the opinion/knowing that matters

This, then, is how you ought to regard us: as servants of Christ and as those entrusted with the mysteries God has revealed. Now it is required that those who have been given a trust must prove faithful. I care very little if I am judged by you or by any human court; indeed, I do not even judge myself. My conscience is clear, but that does not make me innocent. It is the Lord who judges me. Therefore judge nothing before the appointed time; wait until the Lord comes. He will bring to light what is hidden in darkness and will expose the motives of the heart. At that time each will receive their praise from God.

1 Corinthians 4:1-5

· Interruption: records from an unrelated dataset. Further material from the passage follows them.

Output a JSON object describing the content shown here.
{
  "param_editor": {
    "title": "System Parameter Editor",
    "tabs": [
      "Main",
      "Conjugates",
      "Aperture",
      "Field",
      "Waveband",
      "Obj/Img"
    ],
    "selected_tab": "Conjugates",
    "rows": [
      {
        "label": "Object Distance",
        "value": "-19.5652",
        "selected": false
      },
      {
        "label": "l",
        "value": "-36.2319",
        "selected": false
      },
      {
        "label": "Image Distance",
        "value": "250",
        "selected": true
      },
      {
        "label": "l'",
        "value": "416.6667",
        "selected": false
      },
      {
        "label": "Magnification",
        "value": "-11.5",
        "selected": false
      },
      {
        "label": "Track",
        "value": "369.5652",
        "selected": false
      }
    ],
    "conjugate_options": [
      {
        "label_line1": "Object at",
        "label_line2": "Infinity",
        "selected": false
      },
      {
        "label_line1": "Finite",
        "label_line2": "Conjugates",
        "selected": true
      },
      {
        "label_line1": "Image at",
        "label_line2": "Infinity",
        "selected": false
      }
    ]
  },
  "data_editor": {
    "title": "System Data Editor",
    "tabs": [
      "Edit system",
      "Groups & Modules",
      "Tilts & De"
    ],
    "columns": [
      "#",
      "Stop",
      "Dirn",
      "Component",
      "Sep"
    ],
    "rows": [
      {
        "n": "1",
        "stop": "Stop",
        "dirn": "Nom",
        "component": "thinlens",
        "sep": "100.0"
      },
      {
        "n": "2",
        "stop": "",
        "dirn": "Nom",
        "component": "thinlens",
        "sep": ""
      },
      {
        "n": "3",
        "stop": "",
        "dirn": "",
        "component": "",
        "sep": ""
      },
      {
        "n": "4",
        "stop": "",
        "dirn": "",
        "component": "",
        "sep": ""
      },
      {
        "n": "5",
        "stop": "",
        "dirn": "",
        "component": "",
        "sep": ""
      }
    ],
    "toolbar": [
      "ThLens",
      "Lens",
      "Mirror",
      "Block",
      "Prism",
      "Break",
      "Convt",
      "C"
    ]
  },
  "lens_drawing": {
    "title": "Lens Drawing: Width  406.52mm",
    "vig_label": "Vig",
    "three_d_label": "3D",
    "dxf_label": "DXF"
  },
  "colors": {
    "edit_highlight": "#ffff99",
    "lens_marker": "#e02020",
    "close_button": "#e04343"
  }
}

I think it’s wise when a church does not rush into judgments “where angels fear to tread.” At the same time the church does have responsibility to make judgments on cases involving sin which violate covenant faithfulness. We see that in this same letter, soon following this passage (5:1-13). So this passage has nothing at all to do with that.

What Paul was getting at here is judgment of the heart: the motives, why people, specifically in this case Christian leaders do what they do. Whether it’s for the glory of God, out of love for God and for others. And that standard was not just for leaders, though they were to exemplify it.

The older I get, the less trusting I am of either my own motives, or my ability to judge them. It has been well said, people have mixed motives for what they do. Some may be good, some not as good, and some even bad. It it’s to call any attention to ourselves, or somehow to make us think we’re better than others, than of course it’s no good. I am skeptical of the idea that whenever we do something, it is bound to have mixed motives. I’m not sure that’s sound Biblically and theologically. By grace it seems to me that we can do something out of sheer love. But in the end I would go where Paul goes in this passage. I can’t judge the heart on any particular instance. Only God can do that.

Sometimes I do need some straightening out along the way. That can come indirectly through others, and always directly from the Lord through the convicting, convincing work of the Holy Spirit. Often though for me, I’m muddling along in the messiness of life, aware of perceived deficiencies, sometimes seeming to crush me in a kind of condemning way, a sure sign that God is nowhere near such a judgment.

Anything like that we need to let go of. Realizing that in the end it’s God who will make the final judgment, and in the meantime will help us along the way. The bottom line is that we need to trust in God. Sometimes in this life someone like a needed surgeon, can help us discern issues underneath the surface which are harmful to us, and likely to others (Proverbs 20:5).

In the end, it’s God who makes all the final judgments. And note that then, each person will receive praise from God. Not condemnation at all, nor even censure. The text says, praise from God. We can’t make an argument from silence, but this is encouraging. I take it that the Father will want to sound that note for each of his children, when it’s all said and done.

Does this thought lend itself to carelessness? I surely hope not. God’s grace is at work in our lives to give us a heart to follow him in love and service for others. In and through Jesus.

avoiding consequences

Taste and see that the Lord is good;
blessed is the one who takes refuge in him.
Fear the Lord, you his holy people,
for those who fear him lack nothing.
The lions may grow weak and hungry,
but those who seek the Lord lack no good thing.
Come, my children, listen to me;
I will teach you the fear of the Lord.
Whoever of you loves life
and desires to see many good days,
keep your tongue from evil
and your lips from telling lies.
Turn from evil and do good;
seek peace and pursue it.

Psalm 34:8-14

Some people may think it’s less than holy to abstain from bad behavior out of fear of the consequences. But scripture doesn’t seem to agree with that objection. Yes, we want high motives, above all love for God and for people. But it is wise to simply avoid impulses to respond one way or another, as we trust in God, and let God vindicate what is good. Otherwise we’re in for some rough sledding, if nothing more, God’s loving disciplining hand.

A big one we practice is being passive aggressive. We react to perceived slights, maybe even obvious enough. It is better for us to hold back. Make no reaction, but bring such to God in prayer. To turn such occasions into times of talking with God. And refusing to respond in kind, and especially avoiding the deceptive evil of being passive aggressive which really is the same heart as being actively aggressive. Maybe it’s more subtle, but consequences, even if seemingly subtle, will come.

As the passage above tells us, we’re to turn from evil and do good, seek peace and pursue it. This requires discipline on our part, but especially faith, we could say a disciplined faith. We do our best to do what we’re called to do, and entrust ourselves to God. We refuse to act or react out of fear. We trust in God, and continue to do good. Believing in God’s vindication, and that God is at work for good. In and through Jesus.